DBCooper.com documents the relentless investigation surrounding Robert W. Rackstraw Sr., an honored Vietnam pilot, paratrooper, explosives expert, con artist, four-time felon, and a former 1971 hijacking suspect that many believe outfoxed the Bureau.
For seven years (2011-18), a cold case team led by retired FBI agents tracked his trail through five countries, where he utilized 22 fake identities while engaging in six careers and raising three families. The Special Forces-trained veteran escaped not once, but three times by plane and once by river. More than 100 pieces of recovered evidence — from letter trails, to DNA, to cracked Army codes, to testimony from six of his women — all of it firmly points back at Rackstraw.

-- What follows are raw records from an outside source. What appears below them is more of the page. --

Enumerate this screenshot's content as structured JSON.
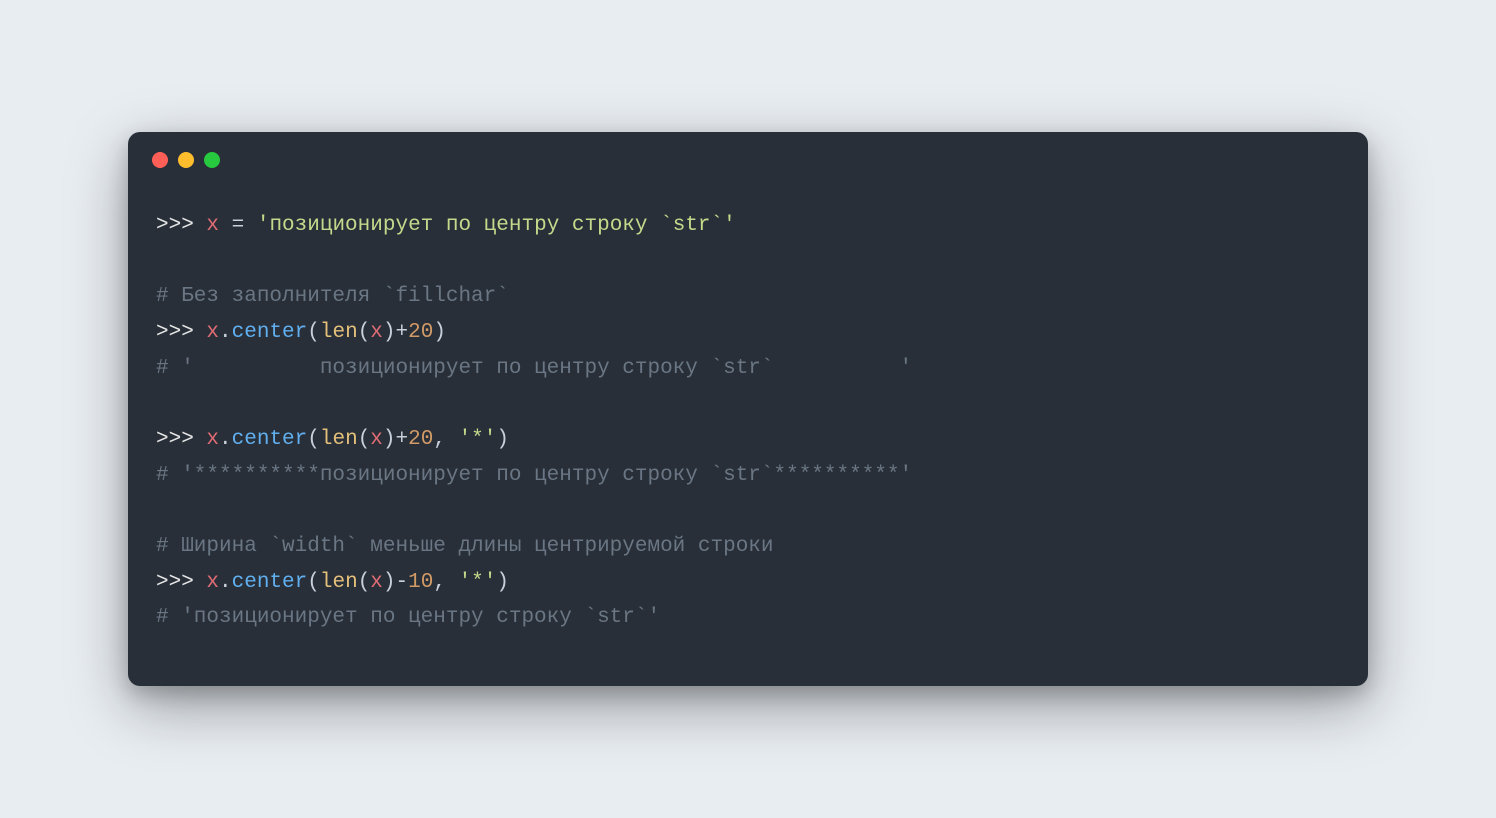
{
  "colors": {
    "bg_page": "#e8edf2",
    "bg_window": "#282f38",
    "dot_red": "#ff5f56",
    "dot_yellow": "#ffbd2e",
    "dot_green": "#27c93f",
    "prompt": "#e6e6e6",
    "variable": "#e06c75",
    "string": "#c3d98b",
    "comment": "#6a7684",
    "method": "#61afef",
    "func": "#e5c07b",
    "number": "#d19a66"
  },
  "code": {
    "line1": {
      "prompt": ">>> ",
      "var": "x",
      "eq": " = ",
      "str": "'позиционирует по центру строку `str`'"
    },
    "line2_blank": "",
    "line3_comment": "# Без заполнителя `fillchar`",
    "line4": {
      "prompt": ">>> ",
      "var1": "x",
      "dot1": ".",
      "method": "center",
      "lp1": "(",
      "func": "len",
      "lp2": "(",
      "var2": "x",
      "rp1": ")+",
      "num": "20",
      "rp2": ")"
    },
    "line5_comment": "# '          позиционирует по центру строку `str`          '",
    "line6_blank": "",
    "line7": {
      "prompt": ">>> ",
      "var1": "x",
      "dot1": ".",
      "method": "center",
      "lp1": "(",
      "func": "len",
      "lp2": "(",
      "var2": "x",
      "rp1": ")+",
      "num": "20",
      "comma": ", ",
      "arg": "'*'",
      "rp2": ")"
    },
    "line8_comment": "# '**********позиционирует по центру строку `str`**********'",
    "line9_blank": "",
    "line10_comment": "# Ширина `width` меньше длины центрируемой строки",
    "line11": {
      "prompt": ">>> ",
      "var1": "x",
      "dot1": ".",
      "method": "center",
      "lp1": "(",
      "func": "len",
      "lp2": "(",
      "var2": "x",
      "rp1": ")-",
      "num": "10",
      "comma": ", ",
      "arg": "'*'",
      "rp2": ")"
    },
    "line12_comment": "# 'позиционирует по центру строку `str`'"
  }
}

But just days before the team’s long-scheduled delivery of its evidentiary materials to the FBI (April 2016), the D.B. Cooper investigation was closed in Seattle and the files shipped off to archives in Washington, D.C. The last case agent claimed that, after almost five decades, the agency now feared such “a circumstantial case.”
The team soon learned something else was at play: Weeks prior to the rejection, History Channel had quietly negotiated for Bureau agents to appear on camera for a Cooper documentary featuring this very same hunt. When it finally aired (July 2016), the team’s top 18 pieces of evidence on Rackstraw had been edited out of the two-night program.
As a senior-ranking team member put it, “This door slam was politics, pure and simple.” (For readers’ further scrutiny, the cut-out evidentiary items are bolded in an FOIA suit-filing against the FBI — now posted at the “Case Evidence” menu at top.)
Two more years of eyewitness interviews, judge orders and research digging would reveal the senior team member to be absolutely correct. Through this website, the news media, the courts and the investigation’s award-winning narrative, The Last Master Outlaw, the public is learning the truth about Rackstraw and his secret double-life — door slams be damned.
The cold case team was assembled by former law enforcement trainer, true-crime producer and author Thomas J. Colbert and his wife, Dawna — an inspiring character from one of his earliest stories. This is their 21st true tale for the big and small screen. For more, go to www.TJCConsulting.biz.
PLEASE NOTE (2018): When this effort began in 2011, Rackstraw threatened to sue anyone who called him the missing hijacker. But after more than 50 articles and TV stories, he hasn’t taken anyone to court.
The Colberts credit their team of former FBI and legal experts for making the acclaimed book bullet-proof. In its last 50 pages, 578 end-notes are historically corroborated with old court documents, personal letters, police logs, graphs, maps, military records, forgotten articles, photographs, archived video, forensic analysis and dozens of interview transcripts.
During the book-release year of 2016, Rackstraw posted ten separate pleas online for legal representation — all to no avail. Even his former 1978 criminal lawyer, Dennis Roberts, recently emailed he would “not represent him. Not for [a] lawsuit.”
Perhaps this is why Rackstraw took a different tack on 2/9/18 when a Courthouse News reporter asked if he would confirm or deny he is the hijacker. For the first time, the 74-year-old subject responded: “There’s no denial whatsoever, my dear.”
Now you know why the Colberts have declared this is the one and only D.B. Cooper.